• _What to do_: For the word "Ctrl", state the number of lines in the data that contain it, and nothing else.

• _The data_:

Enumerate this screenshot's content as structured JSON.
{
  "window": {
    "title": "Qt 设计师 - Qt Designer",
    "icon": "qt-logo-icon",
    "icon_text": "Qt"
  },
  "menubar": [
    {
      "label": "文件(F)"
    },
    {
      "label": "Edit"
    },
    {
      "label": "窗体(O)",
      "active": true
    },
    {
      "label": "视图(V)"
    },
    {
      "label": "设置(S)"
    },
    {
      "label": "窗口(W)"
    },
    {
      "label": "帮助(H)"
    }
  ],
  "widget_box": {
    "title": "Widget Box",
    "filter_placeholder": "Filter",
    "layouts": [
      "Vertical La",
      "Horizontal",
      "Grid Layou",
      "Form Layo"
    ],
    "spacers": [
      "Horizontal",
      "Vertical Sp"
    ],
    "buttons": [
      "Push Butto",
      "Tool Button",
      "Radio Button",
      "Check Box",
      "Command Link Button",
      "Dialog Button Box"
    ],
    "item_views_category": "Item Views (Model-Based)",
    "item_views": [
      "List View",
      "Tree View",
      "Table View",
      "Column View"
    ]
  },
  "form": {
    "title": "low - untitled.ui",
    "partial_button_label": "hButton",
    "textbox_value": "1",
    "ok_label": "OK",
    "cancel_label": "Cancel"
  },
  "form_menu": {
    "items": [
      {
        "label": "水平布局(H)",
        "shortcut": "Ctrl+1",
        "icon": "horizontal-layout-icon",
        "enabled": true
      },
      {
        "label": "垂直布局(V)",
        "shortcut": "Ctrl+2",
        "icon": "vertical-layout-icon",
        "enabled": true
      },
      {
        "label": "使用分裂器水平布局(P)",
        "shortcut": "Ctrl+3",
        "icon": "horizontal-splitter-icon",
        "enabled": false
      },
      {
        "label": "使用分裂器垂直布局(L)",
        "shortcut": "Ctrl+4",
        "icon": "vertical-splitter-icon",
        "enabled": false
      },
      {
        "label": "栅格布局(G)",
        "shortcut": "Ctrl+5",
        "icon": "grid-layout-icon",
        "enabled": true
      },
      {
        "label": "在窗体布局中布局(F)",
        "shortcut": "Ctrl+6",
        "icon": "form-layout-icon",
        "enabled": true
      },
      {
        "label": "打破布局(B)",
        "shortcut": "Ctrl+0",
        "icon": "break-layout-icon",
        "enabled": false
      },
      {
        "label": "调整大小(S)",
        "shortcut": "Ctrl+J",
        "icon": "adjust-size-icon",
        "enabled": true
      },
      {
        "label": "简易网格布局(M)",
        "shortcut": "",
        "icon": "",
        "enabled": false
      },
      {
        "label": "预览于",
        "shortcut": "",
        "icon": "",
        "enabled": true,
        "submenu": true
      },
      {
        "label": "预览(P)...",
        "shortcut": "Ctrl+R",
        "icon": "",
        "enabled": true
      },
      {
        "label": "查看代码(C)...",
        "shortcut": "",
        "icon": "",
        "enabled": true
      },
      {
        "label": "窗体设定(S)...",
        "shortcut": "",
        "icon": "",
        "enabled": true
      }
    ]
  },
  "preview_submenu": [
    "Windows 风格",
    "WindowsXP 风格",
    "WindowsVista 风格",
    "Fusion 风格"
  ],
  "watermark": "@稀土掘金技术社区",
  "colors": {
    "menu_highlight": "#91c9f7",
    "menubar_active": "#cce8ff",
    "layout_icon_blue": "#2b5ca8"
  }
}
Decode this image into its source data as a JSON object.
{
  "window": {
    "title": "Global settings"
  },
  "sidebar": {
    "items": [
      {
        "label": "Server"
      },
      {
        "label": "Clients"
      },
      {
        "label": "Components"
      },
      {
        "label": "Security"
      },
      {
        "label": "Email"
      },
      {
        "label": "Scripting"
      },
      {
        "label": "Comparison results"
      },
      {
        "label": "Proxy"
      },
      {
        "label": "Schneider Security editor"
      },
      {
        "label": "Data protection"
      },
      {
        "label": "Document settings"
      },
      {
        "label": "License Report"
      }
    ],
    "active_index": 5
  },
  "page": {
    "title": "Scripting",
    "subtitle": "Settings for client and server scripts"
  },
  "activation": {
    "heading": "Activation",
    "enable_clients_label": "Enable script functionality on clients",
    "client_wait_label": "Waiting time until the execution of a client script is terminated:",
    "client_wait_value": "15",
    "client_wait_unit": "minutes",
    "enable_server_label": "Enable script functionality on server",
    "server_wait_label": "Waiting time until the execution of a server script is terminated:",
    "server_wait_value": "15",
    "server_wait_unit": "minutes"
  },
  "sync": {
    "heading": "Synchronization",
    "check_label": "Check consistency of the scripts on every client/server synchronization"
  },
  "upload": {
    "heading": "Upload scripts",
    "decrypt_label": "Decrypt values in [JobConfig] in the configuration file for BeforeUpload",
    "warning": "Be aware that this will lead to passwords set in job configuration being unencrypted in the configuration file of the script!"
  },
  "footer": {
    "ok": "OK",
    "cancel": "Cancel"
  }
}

• _Written response_: 9